EXERCISE PROMPT:
Copy each line of the entries that contains the word "product".

============

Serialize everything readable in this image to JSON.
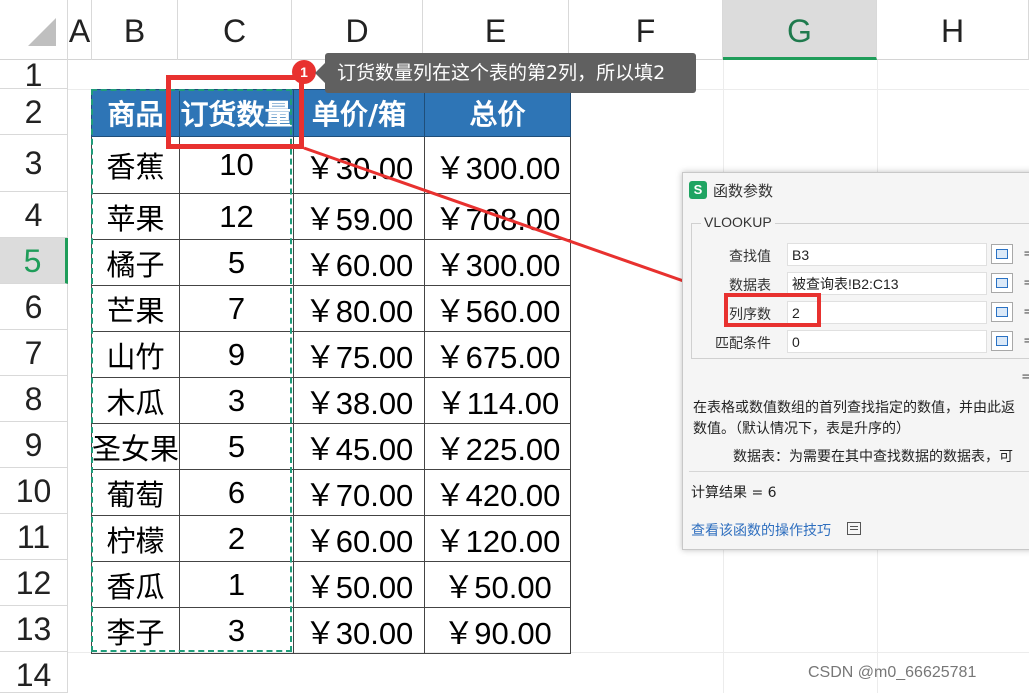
{
  "column_headers": [
    "A",
    "B",
    "C",
    "D",
    "E",
    "F",
    "G",
    "H"
  ],
  "selected_column": "G",
  "row_headers": [
    "1",
    "2",
    "3",
    "4",
    "5",
    "6",
    "7",
    "8",
    "9",
    "10",
    "11",
    "12",
    "13",
    "14"
  ],
  "selected_row": "5",
  "table": {
    "headers": [
      "商品",
      "订货数量",
      "单价/箱",
      "总价"
    ],
    "rows": [
      {
        "product": "香蕉",
        "qty": "10",
        "unit_price": "￥30.00",
        "total": "￥300.00"
      },
      {
        "product": "苹果",
        "qty": "12",
        "unit_price": "￥59.00",
        "total": "￥708.00"
      },
      {
        "product": "橘子",
        "qty": "5",
        "unit_price": "￥60.00",
        "total": "￥300.00"
      },
      {
        "product": "芒果",
        "qty": "7",
        "unit_price": "￥80.00",
        "total": "￥560.00"
      },
      {
        "product": "山竹",
        "qty": "9",
        "unit_price": "￥75.00",
        "total": "￥675.00"
      },
      {
        "product": "木瓜",
        "qty": "3",
        "unit_price": "￥38.00",
        "total": "￥114.00"
      },
      {
        "product": "圣女果",
        "qty": "5",
        "unit_price": "￥45.00",
        "total": "￥225.00"
      },
      {
        "product": "葡萄",
        "qty": "6",
        "unit_price": "￥70.00",
        "total": "￥420.00"
      },
      {
        "product": "柠檬",
        "qty": "2",
        "unit_price": "￥60.00",
        "total": "￥120.00"
      },
      {
        "product": "香瓜",
        "qty": "1",
        "unit_price": "￥50.00",
        "total": "￥50.00"
      },
      {
        "product": "李子",
        "qty": "3",
        "unit_price": "￥30.00",
        "total": "￥90.00"
      }
    ]
  },
  "callout": {
    "badge": "1",
    "text": "订货数量列在这个表的第2列，所以填2"
  },
  "dialog": {
    "title": "函数参数",
    "title_icon": "S",
    "function_name": "VLOOKUP",
    "args": [
      {
        "label": "查找值",
        "value": "B3",
        "eq": "="
      },
      {
        "label": "数据表",
        "value": "被查询表!B2:C13",
        "eq": "="
      },
      {
        "label": "列序数",
        "value": "2",
        "eq": "="
      },
      {
        "label": "匹配条件",
        "value": "0",
        "eq": "="
      }
    ],
    "eq_result": "=",
    "description_line1": "在表格或数值数组的首列查找指定的数值，并由此返",
    "description_line2": "数值。（默认情况下，表是升序的）",
    "param_description": "数据表：为需要在其中查找数据的数据表，可",
    "result": "计算结果 = 6",
    "help_link": "查看该函数的操作技巧"
  },
  "watermark": "CSDN @m0_66625781",
  "colors": {
    "header_blue": "#2e75b6",
    "highlight_red": "#e8312f",
    "selection_green": "#1f9d5a",
    "tooltip_gray": "#606060"
  }
}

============

EXPECTED ANSWER:
        "product": "香蕉",
        "product": "苹果",
        "product": "橘子",
        "product": "芒果",
        "product": "山竹",
        "product": "木瓜",
        "product": "圣女果",
        "product": "葡萄",
        "product": "柠檬",
        "product": "香瓜",
        "product": "李子",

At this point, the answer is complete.